Multiple Loyalties and the Conflicted Fiduciary
47 Pages Posted: 20 Aug 2014 Last revised: 15 Dec 2014
Date Written: August 18, 2014

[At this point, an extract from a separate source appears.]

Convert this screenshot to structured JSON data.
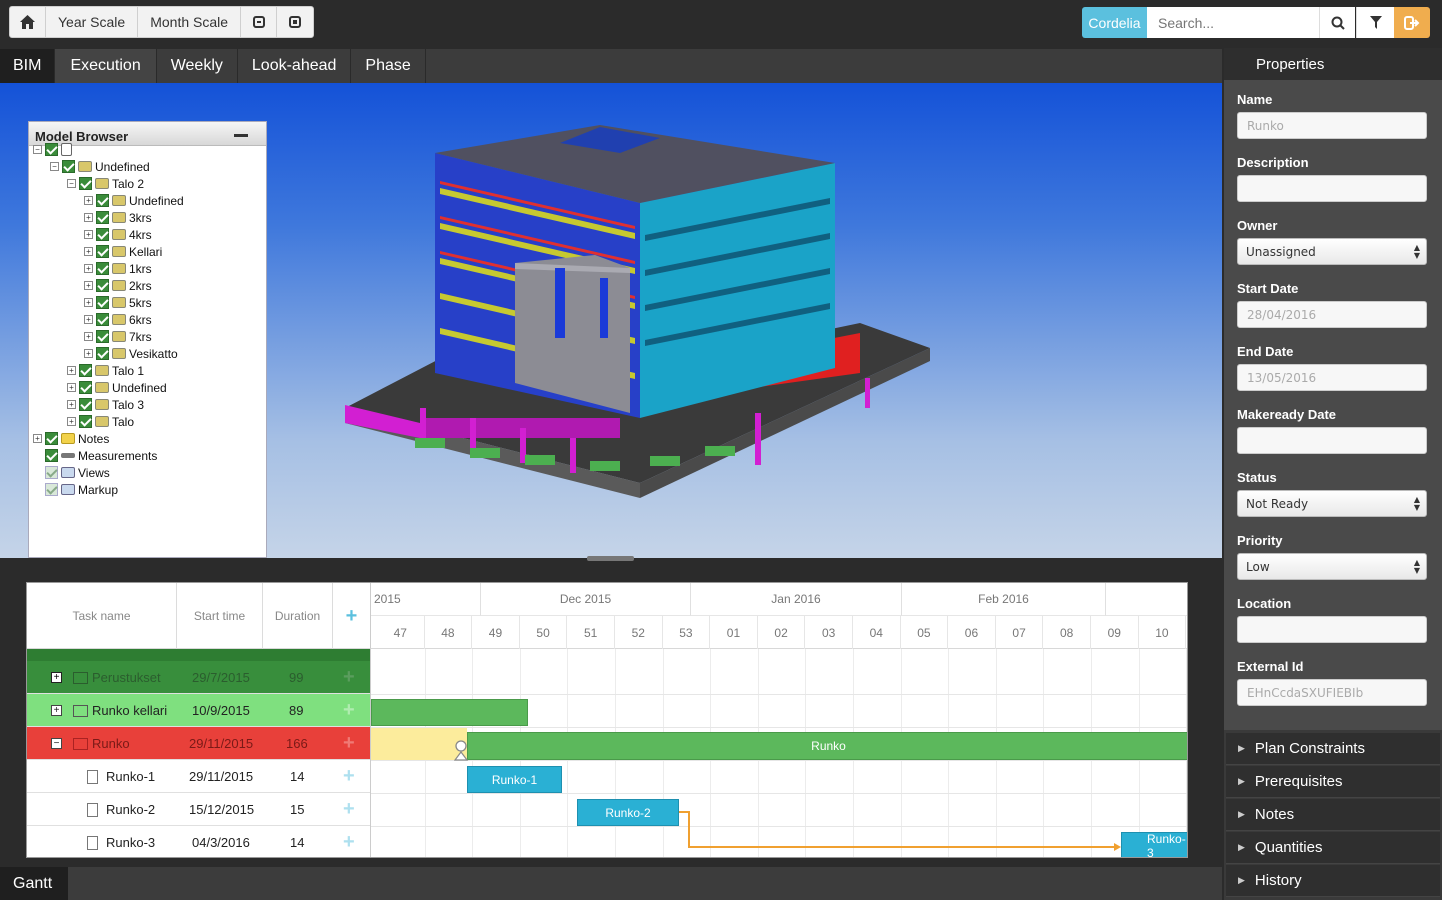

Fiduciary loyalty is usually understood as implying an exclusive claim held by the beneficiary over the exercise of fiduciary power by a fiduciary. The beneficiary is said to have a right that the fiduciary exercise fiduciary power exclusively in her interest. The fiduciary is said to be subject to a correlative duty to act solely in the interests of the beneficiary in acting on a fiduciary power. Fiduciary loyalty so understood is a jealous form of partiality. The jealous or exclusive conception of fiduciary loyalty is largely, but not entirely, accurate. It captures the typical case in which the conduct of the fiduciary is constrained by proscriptive rules. But it ignores cases in which proscriptive rules must be held in abeyance because the fiduciary acts under an authorized conflict. Conflicted fiduciaries unsettle conventional wisdom about fiduciary loyalty. Supposing that a conflicted fiduciary cannot be expected to be exclusively partial to her beneficiary, in what sense can she nonetheless be expected to be partial to the beneficiary? Can a conflicted fiduciary have multiple but undivided loyalties? If so, how does the conflicted fiduciary prove her loyalty? The author addresses these and other questions in light of the Supreme Court of Canada’s recent decision in Sun Indalex Finance, LLC v. United Steelworkers.
Keywords: Philosophy of Private Law, Private Law Theory, Fiduciary Relationship, Fiduciary Duty, Duty of Loyalty, Conflict of Interest, Conflict of Duty, Constructive Trust
JEL Classification: K00, K10, K11, K12, K13, K20, K22, K31
Suggested Citation: Suggested Citation